Looking older is clearly more affected by almost all other factors besides hearing aids. It is not the hearing aids that make one look older, it is what one may believe they imply. If hearing aids help you function like a normal hearing person, for all intents and purposes, the stigma is removed. Hearing aid manufacturers are well aware that cosmetics is an issue to many people, and that's why today we have hearing aids that fit totally in the ear canal. This CIC style of hearing aid has enough power and special features to satisfy most individuals with hearing impairment.
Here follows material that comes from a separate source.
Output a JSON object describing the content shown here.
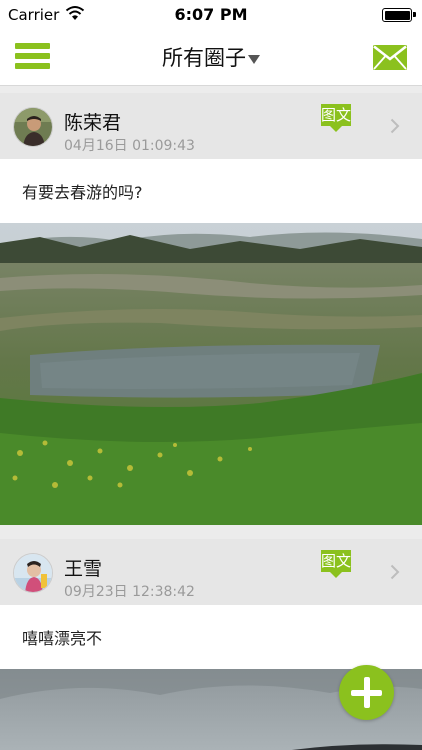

But more importantly, keep in mind that "an untreated hearing loss is more obvious than a hearing aid." Smiling and nodding your head when you don't understand what's being said, makes your condition more apparent than the largest hearing aid.

back to top


Current Hearing Aid Technology

ReSound: LiNX 3D

HEAR 80% MORE OF THE SOUNDS AROUND YOU

Imagine talking to your colleagues against a backdrop of whirring blenders, chopping knives and sizzling pans. With ReSound LiNX 3D, it’s easier than you think. That’s because these hearing aids are the best at recognizing voices, and use advanced technology to make them heard. And you’ll hear conversations from all directions, even in shifting background noise.

Sometimes the hearing aid settings you like in the clinic perform differently in your everyday life. If you’re experiencing recurring problems – or need more fine-tuning than that ReSound Smart 3D app offers - ask your hearing care professional about ReSound Assist.

If you want to learn more about the ReSound LiNX 3D hearing aids, call us today at (662) 234-1337 and schedule an appointment to talk to one of our audiologists.

back to top

    

Other locations:


Dr. John Laurenzo, Dr. Bradford Dye, Dr. Pearson Windham & Dr. Scott Harrison
497 Azalea Drive Suite 101
Oxford MS 38655

Dr. Bradford Dye
1300 Sunset Dr. Suite T
Grenada, MS 38902

Dr. Pearson Windham and Ansley Vanlandingham, NP
810 E. Sunflower Road, Suite 100L
Cleveland MS 38732

Dr. Scott Harrison
303 Medical Center Drive, Suite A
Batesville, MS 38606

Dr. Scott Harrison and Dr. Bradford Dye
118 Fairfield Drive
New Albany MS 38652

497 Azalea Drive Suite 101
Oxford, MS 38655